+44 1803 865913
By: Paul Hillyard
160 pages, 200 col photos
Reformatted, redesigned edition of a popular title first published in 2007. Spiders: hairy, scary monstrosities, or just another animal trying to make a living? With over 100 different families and 40,000 individual species, spiders are among the most successful creatures on the planet. They live almost everywhere, from the Arctic tundra to equatorial rainforest, and come in a diverse range of shapes and sizes, from the tiny Patu digua measuring less than half a millmetre to the immense chicken-eating spider, which can reach a span of 28 cms (11 inches)! Many species of spider live in close promixity to man, which partly explains the ambivalence - or even fear - that many people feel for them.

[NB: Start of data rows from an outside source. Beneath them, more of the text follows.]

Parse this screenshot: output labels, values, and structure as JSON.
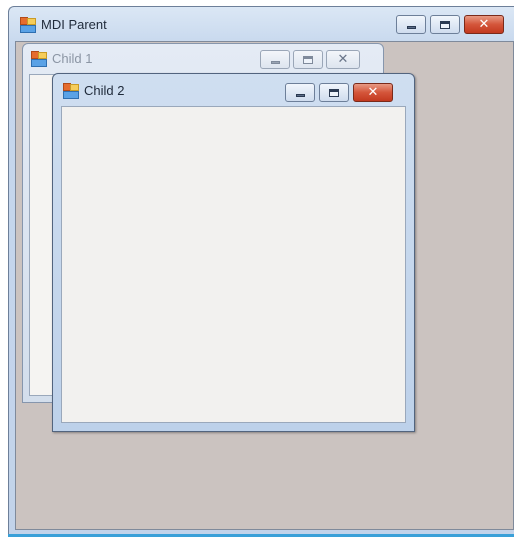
{
  "parent": {
    "title": "MDI Parent",
    "icon": "form-icon",
    "controls": {
      "minimize": "minimize-icon",
      "maximize": "maximize-icon",
      "close": "close-icon"
    }
  },
  "children": [
    {
      "title": "Child 1",
      "state": "inactive"
    },
    {
      "title": "Child 2",
      "state": "active"
    }
  ],
  "colors": {
    "mdi_background": "#cbc3c0",
    "client_area": "#f2f1ef",
    "close_button": "#c2391f",
    "frame_accent": "#3aa0d8"
  }
}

This book looks at arachnids in a new way, shedding light on the fascinating lives of these complex and highly adaptable creatures. Illustrated throughout with stunning photographs, author Paul Hillyard lifts the lid on the complex world of spiders, from their hunting strategies and amazing web-spinning skills to their extraordinary courtship displays and devoted care for their young. Written in an engaging, educational and thought-provoking style, the book also explains why people are scared of spiders, why such fear is generally misplaced, and why we should be doing more to look after endangered spider species.
There are currently no reviews for this product. Be the first to review this product!
Paul Hillyard is a leading authority on spiders and a former curator at the Natural History Museum in London. Intrigued by spiders since childhood, he has travelled extensively across the world in search of them. His previous books include Spiders (Collins) and The Book of the Spider: From Arachnophobia to the Love of Spiders (Hutchinson).
Your orders support book donation projects
the world’s foremost supplier of natural history and environmental books
Search and browse over 110,000 wildlife and science products
Multi-currency. Secure worldwide shipping
Wildlife, science and conservation since 1985